These are the reasons that make us most curious about this operation by EA Motive. Our lack of confidence is absolutely not but we are really full of doubts about what can be substantially improved after some changes to the quality of life of the first Dead Space. We have already seen with the sequels of the first chapter as the drift action, arrived in an inevitable way for purely narrative reasons, and having given a voice to the protagonist has in some ways, changed the original experience. So, we can’t imagine how EA Motive can remain faithful to the original concept without limiting itself to a 1:1 restoration of the original.
There are multiple details that can be revised and already with this first taste we noticed a noticeable change in the atmosphere, much bleaker and more cramped than the original chapter. But the more we try to think about what could make Dead Space an unprecedented experience for today’s players, as it was for us in 2008, the less we can find answers.
The only things we can think of, apart from a few filings and refinements of the original gameplay, are a less sibylline narrative, and maybe taking up the elements treated by the various satellite projects born between the first and second chapter, and a total rethinking of the architecture of the Ishimura, in such a way as to allow totally new situations even for those who played the original title in 2008.
In all these flights of fancy we also reasoned about EA’s potential willingness to restart the series from scratch, with a larger production that celebrates the past by collecting elements of the lore created with the first two chapters, and all the multimedia projects related to them, before launching into a new course for the series designed for a new generation of players.
An operation that would make sense, especially considering that the very Visceral Games were closed by EA in 2017 and that Glen Schofield, the producer of the first chapter, is now working on The Calisto Protocol, a spiritual sequel to his creature. It would therefore be a drastic, and in some ways necessary, way to completely cut ties with the past and open up a new course for the series.
The only things we know at the moment are that the remake of Dead Space will run on the wonderful Frostbite Engine, that it will be available for PC, PlayStation 5 and Xbox X Series and that the answers to all our questions will not come anytime soon. The title, in fact, does not yet have a release date, nor do we know when EA Motive will release more information about this important, and delicate, project.
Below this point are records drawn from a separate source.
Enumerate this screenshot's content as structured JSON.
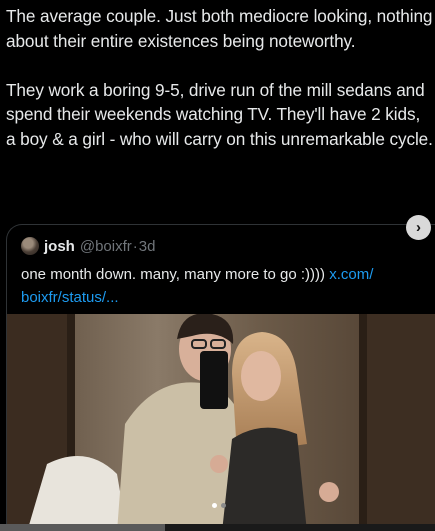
{
  "tweet": {
    "paragraph_1": "The average couple. Just both mediocre looking, nothing about their entire existences being noteworthy.",
    "paragraph_2": "They work a boring 9-5, drive run of the mill sedans and spend their weekends watching TV. They'll have 2 kids, a boy & a girl - who will carry on this unremarkable cycle."
  },
  "quote": {
    "name": "josh",
    "handle": "@boixfr",
    "separator": "·",
    "time": "3d",
    "text": "one month down. many, many more to go :)))) ",
    "link": "x.com/​boixfr/status/..."
  },
  "media": {
    "carousel_total": 2,
    "carousel_active": 1
  },
  "icons": {
    "next": "chevron-right-icon"
  },
  "colors": {
    "background": "#000000",
    "text": "#e7e9ea",
    "muted": "#71767b",
    "link": "#1d9bf0",
    "border": "#2f3336"
  }
}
We, for our part, will remain in eager anticipation, pawing for when we can again dismember Necromorphs with our blade the plasma chanting “Cut off their limbs!